Charities are a ‘soft touch’ in cyber security terms

Research was carried out earlier this year to identify issues with cyber security within third sector, or charity, organisations. 30 in-depth interviews were carried out to establish attitudes towards cyber security, awareness of relevant issues, approaches to cyber security and the charities’ perceptions and experiences of breaches.

What the study found was a mixture of complacency and misinformation, as well as pockets of good practice. For instance, many third sector organisations had never really considered cyber security, and even those in charge of that area felt uninformed. There was also a sense that, if cyber security was something these charities needed to look at, then they would have received further information from governmental channels or the Charity Commission.

Furthermore, some charitable organisations felt that cyber security was an issue for businesses, not the third sector and, generally speaking, the charities that took part in the research did not have internal specialist staff whose role was specifically to deal with cyber security. This led to a lack of effective practices.

As a result, the research reports, “Responsibility for cyber security internally was often held by someone with a different core role, or with multiple responsibilities, such as Chief Executives or finance staff. Competing demands on time and resources – with greater focus often given to areas such as fundraising and delivery – meant that cyber security was often deprioritised and could lack investment”.

Outsourcing cyber security in third sector organisations

When non-specialist staff are given responsibility for cyber security, problems are likely to occur. The importance of protecting supporters’ data, not to mention access to financial records, is understood by most charities, but knowing how to go about it is leaving many third-sector organisations stumped. The researchers in this study found that those charities that had experienced a breach in data security did then go on to invest in cyber security, but by then it is too late.

Cyber security is not just important for the third sector to protect their data. It also has wider consequences under the General Data Protection Regulations (GDPR). Charities would not be exempt from the fines of up to 4% of annual turnover given to organisations that breach the rules, and as the GDPR comes into force, it will be more important than ever that cyber security standards are met.

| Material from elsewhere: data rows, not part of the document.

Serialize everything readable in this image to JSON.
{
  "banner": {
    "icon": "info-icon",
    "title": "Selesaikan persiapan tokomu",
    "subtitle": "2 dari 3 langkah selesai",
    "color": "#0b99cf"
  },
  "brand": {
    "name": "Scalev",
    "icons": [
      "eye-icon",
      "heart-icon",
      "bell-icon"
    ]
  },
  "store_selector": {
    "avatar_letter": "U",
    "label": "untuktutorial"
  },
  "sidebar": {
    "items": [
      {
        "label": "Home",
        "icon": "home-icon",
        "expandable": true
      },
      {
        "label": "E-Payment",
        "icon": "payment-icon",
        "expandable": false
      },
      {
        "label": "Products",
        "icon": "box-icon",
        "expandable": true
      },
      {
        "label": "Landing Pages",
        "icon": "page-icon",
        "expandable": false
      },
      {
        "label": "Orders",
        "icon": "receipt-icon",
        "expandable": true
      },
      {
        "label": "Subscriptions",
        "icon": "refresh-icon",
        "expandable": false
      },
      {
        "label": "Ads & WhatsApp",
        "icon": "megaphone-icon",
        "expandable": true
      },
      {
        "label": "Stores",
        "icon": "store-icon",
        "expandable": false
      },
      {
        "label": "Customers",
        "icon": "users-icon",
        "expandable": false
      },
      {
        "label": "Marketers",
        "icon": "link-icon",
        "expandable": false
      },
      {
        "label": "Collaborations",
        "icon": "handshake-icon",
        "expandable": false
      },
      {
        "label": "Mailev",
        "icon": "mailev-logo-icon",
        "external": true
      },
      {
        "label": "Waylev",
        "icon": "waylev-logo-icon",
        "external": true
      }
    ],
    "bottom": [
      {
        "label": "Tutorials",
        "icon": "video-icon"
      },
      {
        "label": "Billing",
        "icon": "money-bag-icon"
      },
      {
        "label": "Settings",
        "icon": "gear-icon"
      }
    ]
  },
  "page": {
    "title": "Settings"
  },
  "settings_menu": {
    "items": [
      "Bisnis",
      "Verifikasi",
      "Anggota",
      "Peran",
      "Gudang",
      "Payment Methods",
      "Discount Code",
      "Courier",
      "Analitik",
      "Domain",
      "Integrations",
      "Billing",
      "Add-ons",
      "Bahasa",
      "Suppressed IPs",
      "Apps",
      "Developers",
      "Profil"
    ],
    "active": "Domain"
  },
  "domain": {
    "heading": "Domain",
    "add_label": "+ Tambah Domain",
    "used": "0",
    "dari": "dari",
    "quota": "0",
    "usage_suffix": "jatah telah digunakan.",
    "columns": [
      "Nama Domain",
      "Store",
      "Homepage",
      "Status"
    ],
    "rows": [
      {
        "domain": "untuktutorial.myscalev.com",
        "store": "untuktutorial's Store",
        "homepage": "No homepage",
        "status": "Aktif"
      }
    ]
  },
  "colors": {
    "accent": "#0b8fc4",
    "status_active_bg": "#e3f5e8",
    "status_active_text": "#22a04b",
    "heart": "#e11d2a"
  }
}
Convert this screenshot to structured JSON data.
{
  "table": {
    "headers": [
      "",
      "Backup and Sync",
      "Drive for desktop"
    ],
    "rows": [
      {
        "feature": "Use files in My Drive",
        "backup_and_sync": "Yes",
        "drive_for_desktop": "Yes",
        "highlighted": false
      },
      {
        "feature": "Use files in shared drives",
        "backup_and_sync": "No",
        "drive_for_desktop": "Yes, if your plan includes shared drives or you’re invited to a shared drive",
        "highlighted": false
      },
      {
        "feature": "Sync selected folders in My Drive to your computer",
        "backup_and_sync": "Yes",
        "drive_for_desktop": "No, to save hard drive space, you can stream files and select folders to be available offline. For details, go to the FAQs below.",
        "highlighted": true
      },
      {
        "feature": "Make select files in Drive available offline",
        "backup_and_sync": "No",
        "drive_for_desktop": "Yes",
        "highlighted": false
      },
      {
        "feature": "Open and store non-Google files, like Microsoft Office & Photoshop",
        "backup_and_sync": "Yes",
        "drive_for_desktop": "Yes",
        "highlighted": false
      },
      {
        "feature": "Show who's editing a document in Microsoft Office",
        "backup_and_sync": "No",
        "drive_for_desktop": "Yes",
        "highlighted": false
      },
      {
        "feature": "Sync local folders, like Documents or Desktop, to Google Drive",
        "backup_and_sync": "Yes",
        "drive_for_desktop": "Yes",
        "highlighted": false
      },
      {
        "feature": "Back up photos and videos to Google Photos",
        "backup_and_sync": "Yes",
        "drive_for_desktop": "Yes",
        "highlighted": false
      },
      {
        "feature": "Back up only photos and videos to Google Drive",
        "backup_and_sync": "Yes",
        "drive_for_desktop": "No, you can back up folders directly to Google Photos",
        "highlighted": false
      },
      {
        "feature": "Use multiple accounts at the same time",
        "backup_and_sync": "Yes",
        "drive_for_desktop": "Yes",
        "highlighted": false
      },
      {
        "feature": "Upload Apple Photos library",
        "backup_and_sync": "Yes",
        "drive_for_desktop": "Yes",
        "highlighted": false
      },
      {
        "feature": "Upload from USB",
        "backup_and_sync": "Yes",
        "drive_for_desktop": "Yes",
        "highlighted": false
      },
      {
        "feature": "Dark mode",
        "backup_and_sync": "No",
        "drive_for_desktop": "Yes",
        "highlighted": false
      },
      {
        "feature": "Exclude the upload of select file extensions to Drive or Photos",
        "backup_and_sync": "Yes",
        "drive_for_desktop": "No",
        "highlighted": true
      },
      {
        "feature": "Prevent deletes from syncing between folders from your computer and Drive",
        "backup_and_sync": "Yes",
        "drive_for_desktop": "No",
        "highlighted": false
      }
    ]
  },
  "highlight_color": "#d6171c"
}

Enlisting the support of a third-party cyber security company can provide a charity with the information and back-up it needs to keep its data safe and its financial records untouched. The option to undertake schemes such as CyberEssentials means that these organisations can stop being the ‘weakest link’ in data security terms.

Cyber criminals are aware of where these weak links are, and will attack accordingly. The fact that you might be a third-sector organisation with strong ethics or an important raison d’etre means nothing when there is personal information to be stolen and exploited.

What should be done

Rather than letting themselves be a soft target for cyber criminals, third-sector organisations have an obligation to protect the data of their supporters, partners and service users, and to keep financial details safe from prying eyes and sticky fingers.

Many of these organisations would benefit from specialist training so that they fully understand the issue. They may think they are too small to be targeted, but attackers do not necessarily agree, and protection must be in place if organisations are to remain secure. Recruiting a third-party organisation that specialises in cyber security is an effective measure, when specialist knowledge and skills are required.